Eric Prescott Kay was arrested in Fort Worth, Texas, and made his first appearance Friday in federal court, according to Erin Nealy Cox, the U.S. Attorney for the Northern District of Texas. Kay was communications director for the Angels.

Skaggs was found dead in his hotel room in the Dallas area July 1, 2019, before the start of what was supposed to be a four-game series against the Texas Rangers. The first game was postponed before the teams played the final three games.

Skaggs died after choking on his vomit with a toxic mix of alcohol and the powerful painkillers fentanyl and oxycodone in his system, a coroner’s report said. Prosecutors accused Kay of providing the fentanyl to Skaggs and others, who were not named.

“Tyler Skaggs’s overdose – coming, as it did, in the midst of an ascendant baseball career – should be a wake-up call: No one is immune from this deadly drug, whether sold as a powder or hidden inside an innocuous-looking tablet,” Nealy Cox said.

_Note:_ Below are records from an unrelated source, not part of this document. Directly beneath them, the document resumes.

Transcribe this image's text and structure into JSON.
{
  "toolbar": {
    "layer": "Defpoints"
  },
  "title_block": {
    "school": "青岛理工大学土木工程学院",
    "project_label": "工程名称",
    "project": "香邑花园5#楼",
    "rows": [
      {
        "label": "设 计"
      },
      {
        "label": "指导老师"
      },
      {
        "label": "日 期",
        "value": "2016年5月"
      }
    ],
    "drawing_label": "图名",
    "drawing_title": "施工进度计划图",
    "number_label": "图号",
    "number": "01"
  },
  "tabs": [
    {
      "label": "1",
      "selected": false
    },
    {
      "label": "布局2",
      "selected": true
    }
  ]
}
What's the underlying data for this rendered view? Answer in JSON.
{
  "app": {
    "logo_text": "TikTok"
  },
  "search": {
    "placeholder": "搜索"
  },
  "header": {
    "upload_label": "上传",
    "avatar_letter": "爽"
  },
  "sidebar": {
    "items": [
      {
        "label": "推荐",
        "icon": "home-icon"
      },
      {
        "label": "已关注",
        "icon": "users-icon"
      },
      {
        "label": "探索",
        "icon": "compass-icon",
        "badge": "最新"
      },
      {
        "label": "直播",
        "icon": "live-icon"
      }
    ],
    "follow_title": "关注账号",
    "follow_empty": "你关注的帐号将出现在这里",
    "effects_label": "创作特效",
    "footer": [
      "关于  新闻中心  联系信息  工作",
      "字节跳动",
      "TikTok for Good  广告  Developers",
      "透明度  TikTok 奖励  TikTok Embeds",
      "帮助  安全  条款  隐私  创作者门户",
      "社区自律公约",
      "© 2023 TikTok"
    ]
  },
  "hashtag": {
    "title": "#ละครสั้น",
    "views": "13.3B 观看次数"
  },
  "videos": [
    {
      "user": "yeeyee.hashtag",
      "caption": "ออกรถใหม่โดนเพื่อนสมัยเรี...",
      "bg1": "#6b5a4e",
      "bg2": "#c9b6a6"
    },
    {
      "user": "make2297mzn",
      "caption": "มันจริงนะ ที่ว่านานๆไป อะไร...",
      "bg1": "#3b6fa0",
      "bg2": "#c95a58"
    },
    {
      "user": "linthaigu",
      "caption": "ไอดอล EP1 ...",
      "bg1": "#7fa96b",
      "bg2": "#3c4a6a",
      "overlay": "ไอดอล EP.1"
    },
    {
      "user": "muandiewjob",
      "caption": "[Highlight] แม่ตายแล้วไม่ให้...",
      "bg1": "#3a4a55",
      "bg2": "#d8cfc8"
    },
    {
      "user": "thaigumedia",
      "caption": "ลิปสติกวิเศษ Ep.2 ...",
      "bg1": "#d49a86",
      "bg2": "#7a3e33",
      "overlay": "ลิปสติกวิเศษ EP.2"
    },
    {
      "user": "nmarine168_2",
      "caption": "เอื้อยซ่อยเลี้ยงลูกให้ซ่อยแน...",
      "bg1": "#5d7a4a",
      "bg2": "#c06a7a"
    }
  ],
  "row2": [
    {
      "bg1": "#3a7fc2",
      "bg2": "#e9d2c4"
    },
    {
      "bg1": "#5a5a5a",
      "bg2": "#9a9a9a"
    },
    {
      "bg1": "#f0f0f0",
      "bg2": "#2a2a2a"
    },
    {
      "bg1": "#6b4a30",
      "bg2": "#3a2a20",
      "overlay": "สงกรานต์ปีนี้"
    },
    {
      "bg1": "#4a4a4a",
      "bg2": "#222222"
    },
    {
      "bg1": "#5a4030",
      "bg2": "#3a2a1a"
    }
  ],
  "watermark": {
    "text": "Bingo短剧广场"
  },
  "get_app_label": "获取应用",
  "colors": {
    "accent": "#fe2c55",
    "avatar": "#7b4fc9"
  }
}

If convicted, Kay faces up to 20 years in prison. Federal court records do not list an attorney representing him, and an attorney who previously spoke on his behalf did not immediately return a message seeking comment.